Another aspect worth considering here is the Puritan mindset. They had so many rules and ways to act and guilt was placed upon any who did not act accordingly. Thus, John's church attendance and the abilities to recite commandments were brought to he and his wife's attention when questioned in their home. Trivial, but some faiths act this way.
John has been dealing with this guilt for some time. Elizabeth knows it. For him to accept his fate meant that he could be free from guilt and die justly earning whatever retribution he needed to in order to receive what comes at the end of a faith life acted out accordingly: heaven. The circumstances were dire, and Elizabeth knew it. At least he died free.
I think she was. After all, as she says, "He have his goodness now. God forbid I take it from him."
Througout the play, John Proctor has been wrestling with his conscience and with his feeling that he is not a good person. He feels very guilty for cheating on his wife with Abigail and he feels he is just not as good a person as some others (Rebecca Nurse, for example).
Now that John has finally gotten to the point where he feels good about himself, Elizabeth feels, it would be wrong for her to take that from him.
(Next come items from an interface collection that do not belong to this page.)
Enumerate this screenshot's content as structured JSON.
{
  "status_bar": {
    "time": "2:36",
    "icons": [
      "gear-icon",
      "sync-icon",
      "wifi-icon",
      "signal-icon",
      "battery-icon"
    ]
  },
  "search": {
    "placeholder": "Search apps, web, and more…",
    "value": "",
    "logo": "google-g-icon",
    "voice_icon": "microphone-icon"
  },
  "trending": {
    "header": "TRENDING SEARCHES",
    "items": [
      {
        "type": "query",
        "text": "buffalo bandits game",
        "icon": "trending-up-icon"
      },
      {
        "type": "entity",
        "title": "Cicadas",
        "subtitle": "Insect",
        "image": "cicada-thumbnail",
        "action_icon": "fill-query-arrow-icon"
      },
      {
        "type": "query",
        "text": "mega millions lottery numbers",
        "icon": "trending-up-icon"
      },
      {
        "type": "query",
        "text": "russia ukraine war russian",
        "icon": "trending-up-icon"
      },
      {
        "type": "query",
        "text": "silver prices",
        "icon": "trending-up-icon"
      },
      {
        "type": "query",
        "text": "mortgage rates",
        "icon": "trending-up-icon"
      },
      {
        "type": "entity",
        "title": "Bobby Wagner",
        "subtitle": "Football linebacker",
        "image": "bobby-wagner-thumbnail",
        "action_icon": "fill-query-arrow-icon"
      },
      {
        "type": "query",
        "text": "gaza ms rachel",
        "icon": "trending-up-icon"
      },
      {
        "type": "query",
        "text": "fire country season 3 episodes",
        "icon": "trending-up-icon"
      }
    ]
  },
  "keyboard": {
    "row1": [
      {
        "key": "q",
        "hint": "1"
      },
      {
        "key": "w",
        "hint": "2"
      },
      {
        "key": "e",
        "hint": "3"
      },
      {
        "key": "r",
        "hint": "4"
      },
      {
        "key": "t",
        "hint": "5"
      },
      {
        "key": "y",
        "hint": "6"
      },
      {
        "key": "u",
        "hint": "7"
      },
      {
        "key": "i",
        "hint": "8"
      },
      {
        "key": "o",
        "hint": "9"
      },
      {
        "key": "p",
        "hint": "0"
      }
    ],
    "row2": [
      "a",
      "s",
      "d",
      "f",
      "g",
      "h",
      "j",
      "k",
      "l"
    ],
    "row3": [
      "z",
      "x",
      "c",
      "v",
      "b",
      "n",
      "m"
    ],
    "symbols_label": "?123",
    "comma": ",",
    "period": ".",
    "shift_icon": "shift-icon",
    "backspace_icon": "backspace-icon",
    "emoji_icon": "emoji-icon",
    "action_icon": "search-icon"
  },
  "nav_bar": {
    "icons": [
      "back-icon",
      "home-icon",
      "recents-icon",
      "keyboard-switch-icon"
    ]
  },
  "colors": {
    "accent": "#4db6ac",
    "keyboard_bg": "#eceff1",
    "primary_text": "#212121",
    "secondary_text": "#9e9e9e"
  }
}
This seems right to me because Elizabeth would not want to take her husband's peace of mind from him.
In the play "The Crucible" Elizabeth Proctor has been accused as a witch by Abigail, a former employee, who had an affair with John Proctor, Elizabeth's husband. Elizabeth has been arrested and faces death by hanging.
Elizabeth has two children at home who have been cared for by friends. She is a good woman and identifies the unnecessary level of evil that has been the outcome of Abigail's testimony. She is already aware that her fate has been sealed by Abigail. She does not want to see her husband die as well and their children left without both parents. In addition, she does not want Abigail to have more victims. Therefore, she remains stoic in her testimony.